Instead of reflecting on your days with judgment, tallying up all of your actions and grading yourself based on your food choices, choose to reflect on each of your days with a bit of gratitude. Find little things that made you smile or laugh each day, rather than searching for affirmation based on what you ate. To use a friend’s example, it might be as simple as you switched over your laundry to the dryer and there weren’t already clean clothes waiting to be folded that need to be dealt with first! On some days, even something as small as that might feel like a big win.

Petey's little face makes me smile every single day.

Petey’s little face makes me smile every single day.

Start counting up the things that make life enjoyable and fun. You will get so much more out of your journey if you can enjoy the little moments along the way. Be present to the love and warmth around you every day. Be proud of your commitment to your goals, but don’t let your success be the cause of your downfall. Keep the end goal in mind, and let your lasting achievements be the reward for your efforts.

Always here to help,



PS – I’d love to know: What moments made you smile today? Who or what are you grateful for?

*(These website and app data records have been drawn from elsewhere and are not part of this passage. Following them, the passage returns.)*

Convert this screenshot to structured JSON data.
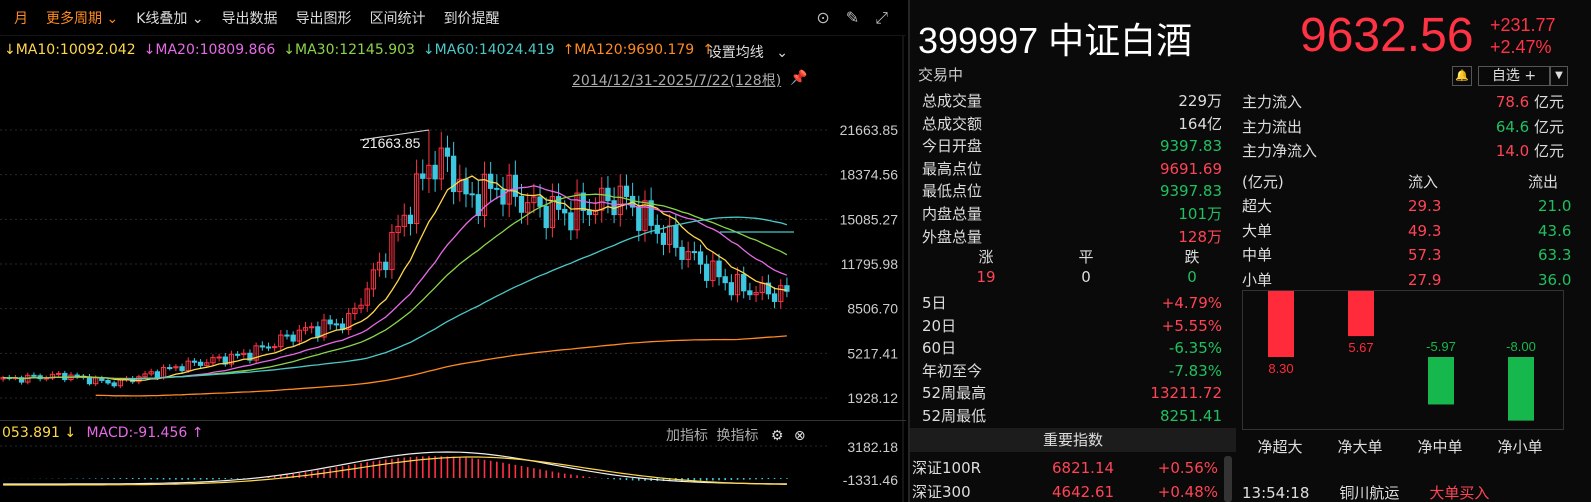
{
  "toolbar": {
    "period": "月",
    "more_period": "更多周期",
    "kline_overlay": "K线叠加",
    "export_data": "导出数据",
    "export_chart": "导出图形",
    "range_stats": "区间统计",
    "price_alert": "到价提醒"
  },
  "ma_legend": [
    {
      "label": "MA10:10092.042",
      "arrow": "↓",
      "color": "#ffd84a"
    },
    {
      "label": "MA20:10809.866",
      "arrow": "↓",
      "color": "#e66ae6"
    },
    {
      "label": "MA30:12145.903",
      "arrow": "↓",
      "color": "#8bd44a"
    },
    {
      "label": "MA60:14024.419",
      "arrow": "↓",
      "color": "#4ac8c8"
    },
    {
      "label": "MA120:9690.179",
      "arrow": "↑",
      "color": "#ff8a1f"
    }
  ],
  "ma_setting": "设置均线",
  "date_range": "2014/12/31-2025/7/22(128根)",
  "high_label": "21663.85",
  "price_axis": [
    "21663.85",
    "18374.56",
    "15085.27",
    "11795.98",
    "8506.70",
    "5217.41",
    "1928.12"
  ],
  "macd_axis": [
    "3182.18",
    "-1331.46"
  ],
  "macd_legend": {
    "prefix": "053.891",
    "prefix_arrow": "↓",
    "label": "MACD:-91.456",
    "arrow": "↑"
  },
  "lower_tools": {
    "add": "加指标",
    "swap": "换指标"
  },
  "header": {
    "code": "399997 中证白酒",
    "price": "9632.56",
    "change": "+231.77",
    "change_pct": "+2.47%",
    "status": "交易中",
    "watchlist": "自选 +"
  },
  "stats": [
    {
      "k": "总成交量",
      "v": "229万",
      "c": "white"
    },
    {
      "k": "总成交额",
      "v": "164亿",
      "c": "white"
    },
    {
      "k": "今日开盘",
      "v": "9397.83",
      "c": "green"
    },
    {
      "k": "最高点位",
      "v": "9691.69",
      "c": "red"
    },
    {
      "k": "最低点位",
      "v": "9397.83",
      "c": "green"
    },
    {
      "k": "内盘总量",
      "v": "101万",
      "c": "green"
    },
    {
      "k": "外盘总量",
      "v": "128万",
      "c": "red"
    }
  ],
  "updown": {
    "labels": [
      "涨",
      "平",
      "跌"
    ],
    "values": [
      "19",
      "0",
      "0"
    ]
  },
  "periods": [
    {
      "k": "5日",
      "v": "+4.79%",
      "c": "red"
    },
    {
      "k": "20日",
      "v": "+5.55%",
      "c": "red"
    },
    {
      "k": "60日",
      "v": "-6.35%",
      "c": "green"
    },
    {
      "k": "年初至今",
      "v": "-7.83%",
      "c": "green"
    },
    {
      "k": "52周最高",
      "v": "13211.72",
      "c": "red"
    },
    {
      "k": "52周最低",
      "v": "8251.41",
      "c": "green"
    }
  ],
  "main_flow": [
    {
      "k": "主力流入",
      "v": "78.6",
      "unit": "亿元",
      "c": "red"
    },
    {
      "k": "主力流出",
      "v": "64.6",
      "unit": "亿元",
      "c": "green"
    },
    {
      "k": "主力净流入",
      "v": "14.0",
      "unit": "亿元",
      "c": "red"
    }
  ],
  "flow_table": {
    "headers": [
      "(亿元)",
      "流入",
      "流出"
    ],
    "rows": [
      [
        "超大",
        "29.3",
        "21.0"
      ],
      [
        "大单",
        "49.3",
        "43.6"
      ],
      [
        "中单",
        "57.3",
        "63.3"
      ],
      [
        "小单",
        "27.9",
        "36.0"
      ]
    ]
  },
  "net_flow": {
    "bars": [
      {
        "label": "净超大",
        "value": 8.3,
        "text": "8.30"
      },
      {
        "label": "净大单",
        "value": 5.67,
        "text": "5.67"
      },
      {
        "label": "净中单",
        "value": -5.97,
        "text": "-5.97"
      },
      {
        "label": "净小单",
        "value": -8.0,
        "text": "-8.00"
      }
    ],
    "up_color": "#ff2a3a",
    "down_color": "#16b84e"
  },
  "index_header": "重要指数",
  "indices": [
    {
      "name": "深证100R",
      "val": "6821.14",
      "pct": "+0.56%"
    },
    {
      "name": "深证300",
      "val": "4642.61",
      "pct": "+0.48%"
    }
  ],
  "ticker": [
    "13:54:18",
    "铜川航运",
    "大单买入"
  ],
  "colors": {
    "up": "#ff4455",
    "down": "#20c060",
    "ma120": "#ff8a1f"
  }
}
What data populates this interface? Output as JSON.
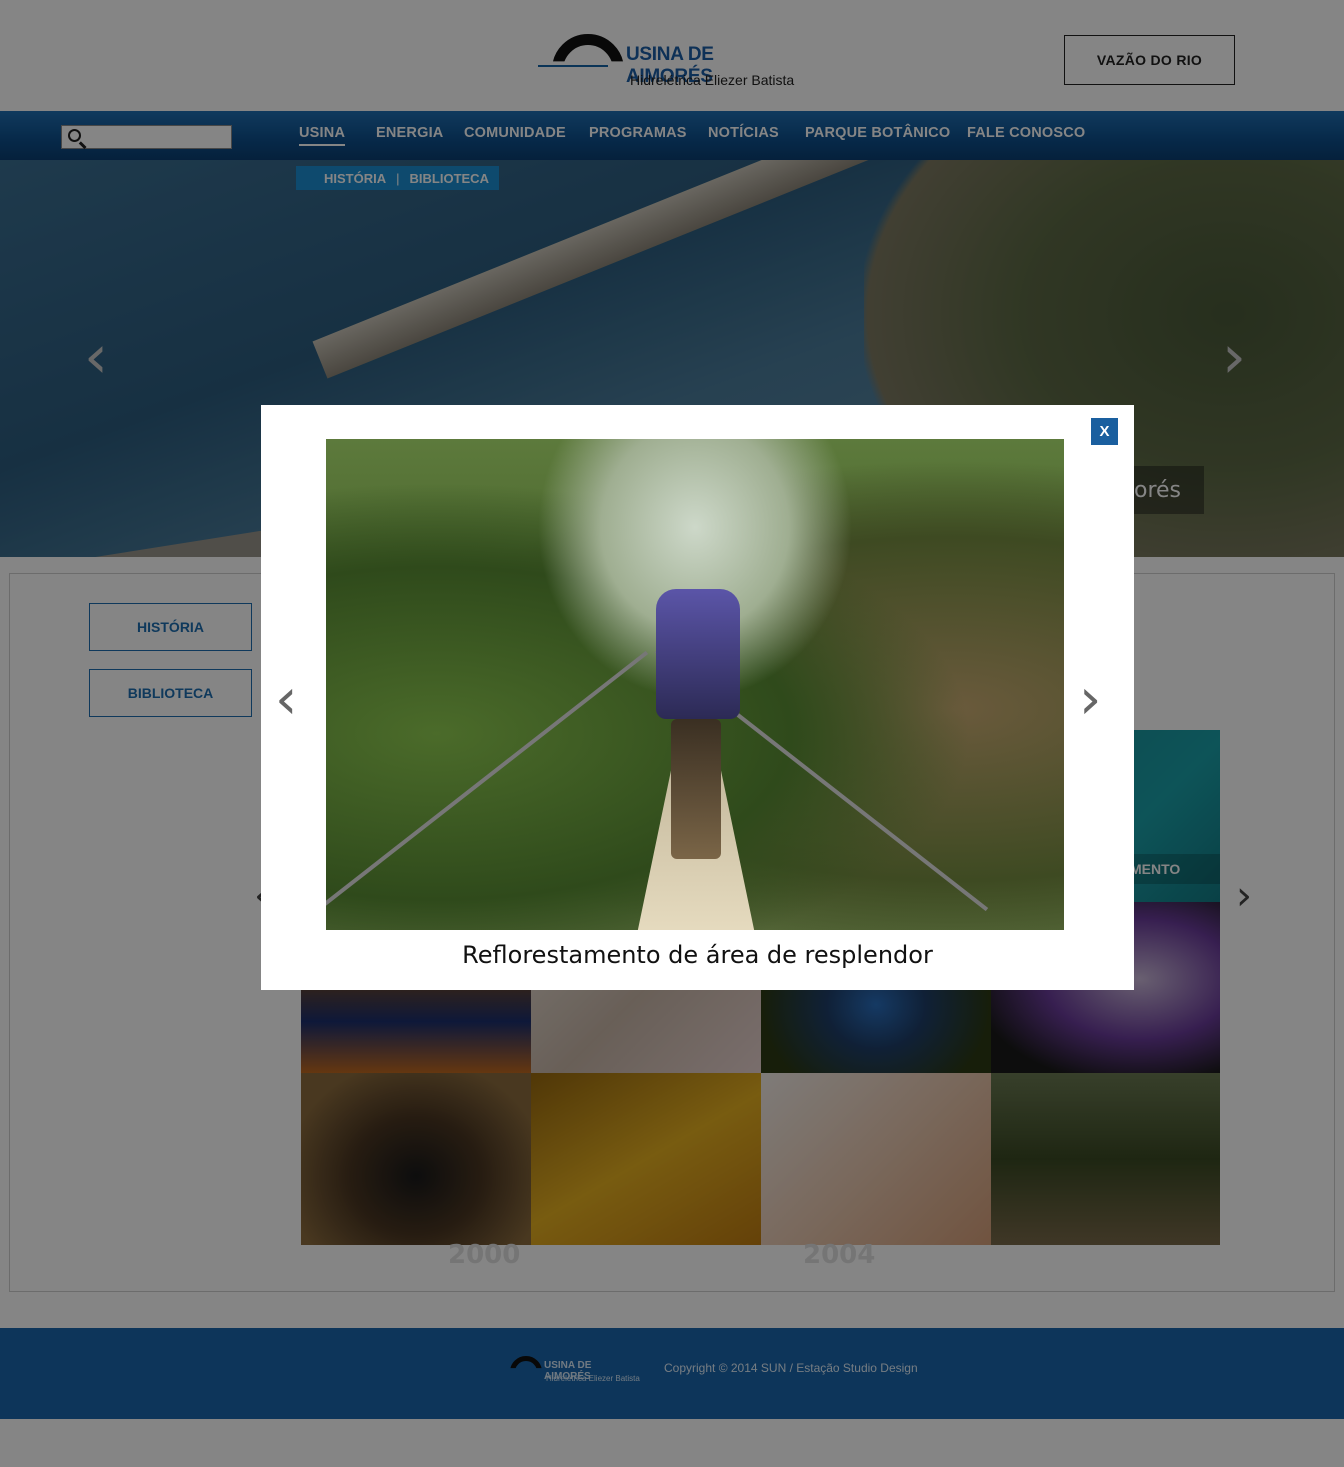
{
  "header": {
    "logo": {
      "name": "USINA DE AIMORÉS",
      "subtitle": "Hidrelétrica Eliezer Batista"
    },
    "vazao_button": "VAZÃO DO RIO"
  },
  "nav": {
    "items": [
      "USINA",
      "ENERGIA",
      "COMUNIDADE",
      "PROGRAMAS",
      "NOTÍCIAS",
      "PARQUE BOTÂNICO",
      "FALE CONOSCO"
    ],
    "active": "USINA",
    "subnav": [
      "HISTÓRIA",
      "BIBLIOTECA"
    ]
  },
  "search": {
    "icon": "search-icon"
  },
  "hero": {
    "caption": "orés"
  },
  "sidebar": {
    "items": [
      "HISTÓRIA",
      "BIBLIOTECA"
    ]
  },
  "gallery": {
    "teal_card_label": "MENTO",
    "years": [
      "2000",
      "2004"
    ]
  },
  "modal": {
    "close_label": "X",
    "caption": "Reflorestamento de área de resplendor"
  },
  "footer": {
    "logo": {
      "name": "USINA DE AIMORÉS",
      "subtitle": "Hidrelétrica Eliezer Batista"
    },
    "copyright": "Copyright © 2014 SUN / Estação Studio Design"
  },
  "colors": {
    "brand_blue": "#1a67ad",
    "nav_blue": "#0e4f8c",
    "accent_cyan": "#1c8fd3"
  }
}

What was one good thing that happened to you today that has NOTHING to do with your diet?